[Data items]
--- START ---

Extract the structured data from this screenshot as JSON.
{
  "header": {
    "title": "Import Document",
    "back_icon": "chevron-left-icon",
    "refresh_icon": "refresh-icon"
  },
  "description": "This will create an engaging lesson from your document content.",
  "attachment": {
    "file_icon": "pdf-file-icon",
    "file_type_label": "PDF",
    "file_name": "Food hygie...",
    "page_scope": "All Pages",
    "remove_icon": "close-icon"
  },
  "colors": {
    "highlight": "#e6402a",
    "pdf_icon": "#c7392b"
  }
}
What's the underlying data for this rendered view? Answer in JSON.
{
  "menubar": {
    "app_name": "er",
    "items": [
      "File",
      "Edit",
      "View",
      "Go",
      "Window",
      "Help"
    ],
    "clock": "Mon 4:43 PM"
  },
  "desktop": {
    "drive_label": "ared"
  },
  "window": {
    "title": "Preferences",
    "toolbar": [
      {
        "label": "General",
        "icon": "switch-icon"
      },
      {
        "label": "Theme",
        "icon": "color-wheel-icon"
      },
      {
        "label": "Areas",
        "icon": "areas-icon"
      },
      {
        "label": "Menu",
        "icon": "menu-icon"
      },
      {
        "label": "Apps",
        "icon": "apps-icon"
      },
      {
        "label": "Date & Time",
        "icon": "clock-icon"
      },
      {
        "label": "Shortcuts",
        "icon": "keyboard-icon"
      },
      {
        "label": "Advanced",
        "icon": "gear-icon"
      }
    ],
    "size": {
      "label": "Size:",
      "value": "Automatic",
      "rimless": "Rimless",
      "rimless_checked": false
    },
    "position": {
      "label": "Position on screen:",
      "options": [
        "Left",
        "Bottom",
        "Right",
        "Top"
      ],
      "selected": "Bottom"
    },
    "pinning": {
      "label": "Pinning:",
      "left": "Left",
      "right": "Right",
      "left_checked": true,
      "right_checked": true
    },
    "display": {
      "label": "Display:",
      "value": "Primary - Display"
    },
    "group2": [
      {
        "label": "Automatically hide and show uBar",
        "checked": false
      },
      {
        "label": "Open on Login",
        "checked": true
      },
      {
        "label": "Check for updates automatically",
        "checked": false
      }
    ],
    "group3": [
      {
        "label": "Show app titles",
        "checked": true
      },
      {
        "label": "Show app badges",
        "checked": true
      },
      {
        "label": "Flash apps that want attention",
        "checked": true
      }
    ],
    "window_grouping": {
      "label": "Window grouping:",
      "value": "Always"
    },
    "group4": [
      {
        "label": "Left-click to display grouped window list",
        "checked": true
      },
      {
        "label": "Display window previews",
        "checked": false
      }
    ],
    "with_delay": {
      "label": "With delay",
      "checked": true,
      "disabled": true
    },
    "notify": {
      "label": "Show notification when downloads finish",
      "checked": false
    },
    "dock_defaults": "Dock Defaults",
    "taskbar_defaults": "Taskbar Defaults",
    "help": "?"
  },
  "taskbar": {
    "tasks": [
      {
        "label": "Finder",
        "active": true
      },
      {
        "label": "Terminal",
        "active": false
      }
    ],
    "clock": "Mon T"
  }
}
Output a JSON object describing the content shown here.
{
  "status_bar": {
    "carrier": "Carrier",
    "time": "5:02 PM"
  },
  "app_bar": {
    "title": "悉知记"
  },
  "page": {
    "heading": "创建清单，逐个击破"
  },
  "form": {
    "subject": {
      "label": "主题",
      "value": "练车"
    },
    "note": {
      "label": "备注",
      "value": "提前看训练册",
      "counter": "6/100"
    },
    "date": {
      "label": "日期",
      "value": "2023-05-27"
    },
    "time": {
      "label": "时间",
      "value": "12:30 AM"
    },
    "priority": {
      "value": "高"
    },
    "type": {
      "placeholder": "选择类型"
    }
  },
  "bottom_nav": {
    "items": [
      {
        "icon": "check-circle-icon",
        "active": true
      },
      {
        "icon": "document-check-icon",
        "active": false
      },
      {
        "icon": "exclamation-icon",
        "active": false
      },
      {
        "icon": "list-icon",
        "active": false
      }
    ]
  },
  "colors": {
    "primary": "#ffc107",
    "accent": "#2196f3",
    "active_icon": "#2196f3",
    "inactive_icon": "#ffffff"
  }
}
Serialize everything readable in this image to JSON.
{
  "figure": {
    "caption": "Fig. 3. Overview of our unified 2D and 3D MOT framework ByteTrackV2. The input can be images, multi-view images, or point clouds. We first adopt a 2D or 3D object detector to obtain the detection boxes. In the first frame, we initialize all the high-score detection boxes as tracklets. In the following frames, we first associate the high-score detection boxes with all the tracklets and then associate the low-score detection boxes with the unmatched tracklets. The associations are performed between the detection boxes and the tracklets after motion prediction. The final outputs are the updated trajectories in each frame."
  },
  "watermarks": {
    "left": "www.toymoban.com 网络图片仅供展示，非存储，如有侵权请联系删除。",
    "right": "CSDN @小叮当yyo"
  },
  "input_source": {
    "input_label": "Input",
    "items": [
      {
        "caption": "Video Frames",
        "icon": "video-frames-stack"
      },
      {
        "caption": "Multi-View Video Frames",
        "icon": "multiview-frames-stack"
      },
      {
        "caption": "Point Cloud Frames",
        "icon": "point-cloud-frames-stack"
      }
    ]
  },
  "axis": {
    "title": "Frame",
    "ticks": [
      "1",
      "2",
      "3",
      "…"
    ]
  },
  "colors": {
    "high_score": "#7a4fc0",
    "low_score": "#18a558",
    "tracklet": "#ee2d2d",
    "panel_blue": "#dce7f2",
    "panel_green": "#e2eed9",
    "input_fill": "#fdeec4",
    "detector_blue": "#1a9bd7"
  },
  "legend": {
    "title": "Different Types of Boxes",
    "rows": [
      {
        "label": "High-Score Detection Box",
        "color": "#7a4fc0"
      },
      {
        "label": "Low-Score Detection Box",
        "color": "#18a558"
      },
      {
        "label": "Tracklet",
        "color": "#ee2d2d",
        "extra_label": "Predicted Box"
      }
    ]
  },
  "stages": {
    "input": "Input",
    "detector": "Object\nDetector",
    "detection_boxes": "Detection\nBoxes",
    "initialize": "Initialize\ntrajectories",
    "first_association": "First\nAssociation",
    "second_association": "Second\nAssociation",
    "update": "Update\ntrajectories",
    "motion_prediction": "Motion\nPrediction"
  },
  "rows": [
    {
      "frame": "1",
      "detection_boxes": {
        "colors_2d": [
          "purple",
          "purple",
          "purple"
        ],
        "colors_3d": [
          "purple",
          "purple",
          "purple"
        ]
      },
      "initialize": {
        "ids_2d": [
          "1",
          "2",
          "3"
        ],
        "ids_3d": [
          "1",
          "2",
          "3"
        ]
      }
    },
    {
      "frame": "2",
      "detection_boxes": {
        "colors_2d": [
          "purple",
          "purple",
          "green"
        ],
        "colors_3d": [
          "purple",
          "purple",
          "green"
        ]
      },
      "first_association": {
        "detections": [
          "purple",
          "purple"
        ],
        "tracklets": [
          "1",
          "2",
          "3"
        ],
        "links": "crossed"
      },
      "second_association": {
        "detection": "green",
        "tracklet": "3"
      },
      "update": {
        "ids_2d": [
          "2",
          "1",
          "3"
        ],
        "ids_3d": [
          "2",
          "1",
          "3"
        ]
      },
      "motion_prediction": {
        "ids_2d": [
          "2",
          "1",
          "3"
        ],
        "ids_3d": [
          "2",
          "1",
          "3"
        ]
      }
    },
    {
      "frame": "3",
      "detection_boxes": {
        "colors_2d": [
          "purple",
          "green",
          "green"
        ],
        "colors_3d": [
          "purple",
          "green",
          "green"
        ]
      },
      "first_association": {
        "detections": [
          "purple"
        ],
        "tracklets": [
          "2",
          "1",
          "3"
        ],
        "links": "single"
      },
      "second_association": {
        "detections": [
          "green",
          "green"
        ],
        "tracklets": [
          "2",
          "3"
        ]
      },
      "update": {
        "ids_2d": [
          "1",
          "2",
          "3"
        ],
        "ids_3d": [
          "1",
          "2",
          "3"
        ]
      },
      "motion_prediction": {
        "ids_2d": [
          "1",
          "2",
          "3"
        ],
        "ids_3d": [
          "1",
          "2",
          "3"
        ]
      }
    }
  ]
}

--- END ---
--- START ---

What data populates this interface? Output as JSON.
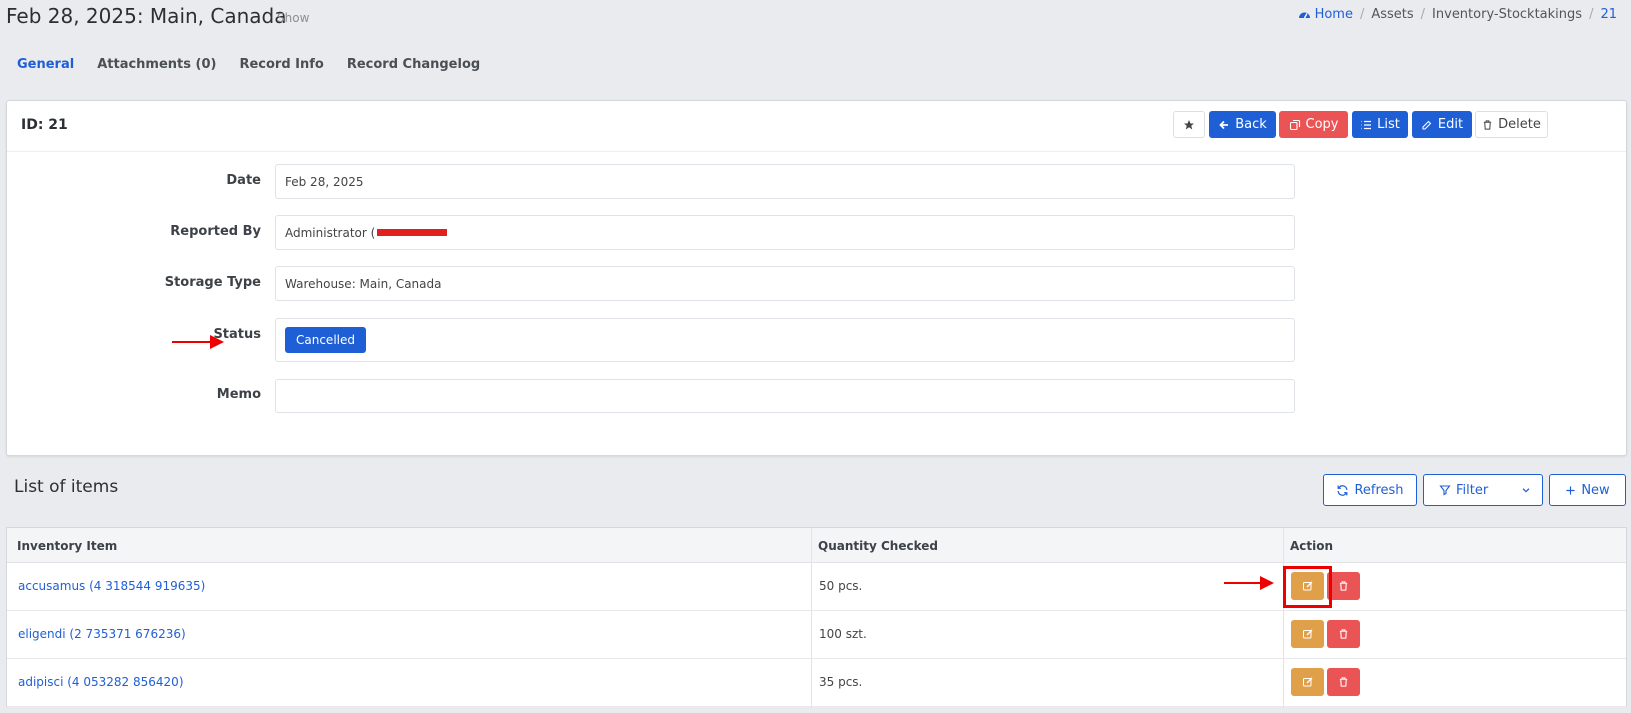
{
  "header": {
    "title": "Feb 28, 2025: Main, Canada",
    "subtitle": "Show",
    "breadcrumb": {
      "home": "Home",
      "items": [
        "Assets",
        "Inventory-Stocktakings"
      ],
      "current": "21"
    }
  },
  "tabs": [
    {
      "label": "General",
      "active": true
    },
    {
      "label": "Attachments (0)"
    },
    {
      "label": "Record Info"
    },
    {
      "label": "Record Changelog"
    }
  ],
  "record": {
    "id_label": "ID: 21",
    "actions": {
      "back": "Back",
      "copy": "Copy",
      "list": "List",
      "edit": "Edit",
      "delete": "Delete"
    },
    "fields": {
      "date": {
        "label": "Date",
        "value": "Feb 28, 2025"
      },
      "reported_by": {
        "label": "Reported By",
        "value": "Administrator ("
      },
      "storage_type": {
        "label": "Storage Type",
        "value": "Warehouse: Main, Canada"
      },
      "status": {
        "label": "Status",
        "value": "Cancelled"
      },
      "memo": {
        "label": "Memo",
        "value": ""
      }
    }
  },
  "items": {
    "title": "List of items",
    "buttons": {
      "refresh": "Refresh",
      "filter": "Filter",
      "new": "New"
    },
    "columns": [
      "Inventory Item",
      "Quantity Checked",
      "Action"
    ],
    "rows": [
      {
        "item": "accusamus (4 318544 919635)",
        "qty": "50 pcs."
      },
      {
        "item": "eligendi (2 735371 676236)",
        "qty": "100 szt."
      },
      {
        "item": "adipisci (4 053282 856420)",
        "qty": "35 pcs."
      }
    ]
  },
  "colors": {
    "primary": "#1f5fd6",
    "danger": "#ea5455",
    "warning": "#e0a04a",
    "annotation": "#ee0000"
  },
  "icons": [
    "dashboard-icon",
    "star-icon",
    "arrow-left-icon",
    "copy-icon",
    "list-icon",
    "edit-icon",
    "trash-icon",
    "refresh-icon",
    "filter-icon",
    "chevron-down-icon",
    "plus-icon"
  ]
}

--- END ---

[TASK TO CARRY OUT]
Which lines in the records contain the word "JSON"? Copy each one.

[YOUR RESPONSE]
Extract the structured data from this screenshot as JSON.
What's the underlying data for this rendered view? Answer in JSON.
Output a JSON object describing the content shown here.
Serialize everything readable in this image to JSON.
What data populates this interface? Output as JSON.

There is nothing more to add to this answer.